Armand said...

Pastor Jeff,

I "bit my tongue" and resisted to the temptation to respond to Mr. Lucas' comments. With your response here, I'm thankful I did.

The title "reformed" is a label that represents a fully-orbed and robust system of theology (Covenant Theology). Your post was a thoughtful explanation of a just a few of those characteristics that distinguish those who are convinced of this theological position. New Calvinism however, is a movement, towards certain aspects of RT (CT), but certainly not a complete system of theology. It is actually very ecumenical when it comes to dogma. The conferences and their respective speakers represent a spectrum of theological positions and suggest the willingness to allow more liberality on theological issues as long as we are "together on the gospel".

It is amusing that many in the movement want to wear the "reformed" label but they don't want the full theology or the subsequent implications. In a manner not far removed from post-modernism, they seek to redefine "Reformed" in such a way that they can proudly wear the badge and scream "Not fair!" whenever they are measured against the true definition and come up short. It's really more likened unto a "Picadilly" theology.

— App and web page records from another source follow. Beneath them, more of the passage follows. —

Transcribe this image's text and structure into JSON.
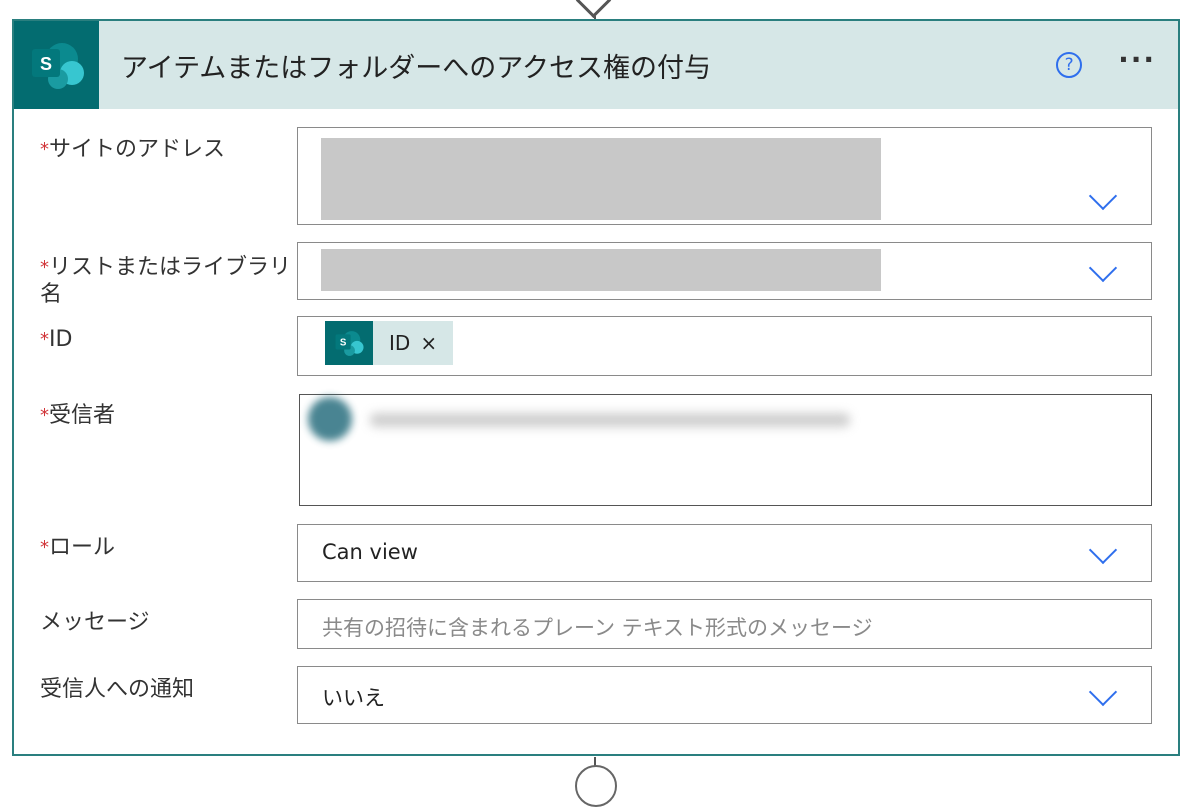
{
  "card": {
    "title": "アイテムまたはフォルダーへのアクセス権の付与",
    "help_icon": "?",
    "more_icon": "···"
  },
  "fields": {
    "site_address": {
      "label": "サイトのアドレス",
      "required": "*"
    },
    "list_name": {
      "label": "リストまたはライブラリ名",
      "required": "*"
    },
    "id": {
      "label": "ID",
      "required": "*",
      "token_label": "ID",
      "token_remove": "×"
    },
    "recipients": {
      "label": "受信者",
      "required": "*"
    },
    "role": {
      "label": "ロール",
      "required": "*",
      "value": "Can view"
    },
    "message": {
      "label": "メッセージ",
      "placeholder": "共有の招待に含まれるプレーン テキスト形式のメッセージ"
    },
    "notify": {
      "label": "受信人への通知",
      "value": "いいえ"
    }
  },
  "icons": {
    "sharepoint": "sharepoint-icon",
    "dropdown": "chevron-down-icon",
    "help": "help-icon",
    "more": "more-options-icon"
  },
  "colors": {
    "header_bg": "#d6e7e7",
    "sharepoint_teal": "#036c70",
    "card_border": "#2a7f7f",
    "accent_blue": "#2f6fed",
    "required_red": "#d13438"
  }
}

One of the overarching difficulties that arise from this, as you eluded to in your previous post, is when a conscientious individual is searching for a Reformed congregation. Unless one keeps up with all the re-defining and has the discernment to recognize the deviations, you never what you might get with a "Reformed" church today. It's almost as bad a the SBC! (Of course that shouldn't be surprising when you consider one of the prominent leaders of this movement and his justification for the ecumenical "2000 Baptist Faith and Message".)

Unfortunately on this side of glory, we aren't going to get our theology perfect, but for the sake of integrity, stop trying to wear clothes that don't fit - you'll either split your britches or lose your pants, but either way, you'll be exposed.

On a much lighter note, a salute to the gruff look of the winter beard you're sporting!

Richard Lucas said...

[I wrote this on the original post...I thought it appropriate to reproduce it here]

Mr. Riddle, I did not see your other response [this one] until some time later when someone else pointed me to it, because it was not linked on this particular post (at least not initially). I subscribed to follow up comments for a few days, but then turned that off.

Mr. Barcellos is right, it is better to assume the best, including that you had read the book before commenting on it.

I apologize for assuming/accusing you of not reading the work, please forgive me. Those statements were bound up with the rhetoric of my reply, but it is still not right. This is but another reminder to be slow to speak (or type).

It seems as though at the heart of our disagreement was that we were operating with different definitions of the term "calvinism." Again, I should have asked for clarification before going on the offensive.

I don't have anything further to add to this dispute. I still stand by the substance of what I wrote, but I would certainly want to change the tone.

Mr. Barcellos, thank you for the subtle admonishment. Reading your comment just now prompted me to write this reply.

I will eagerly anticipate the upcoming review you mentioned.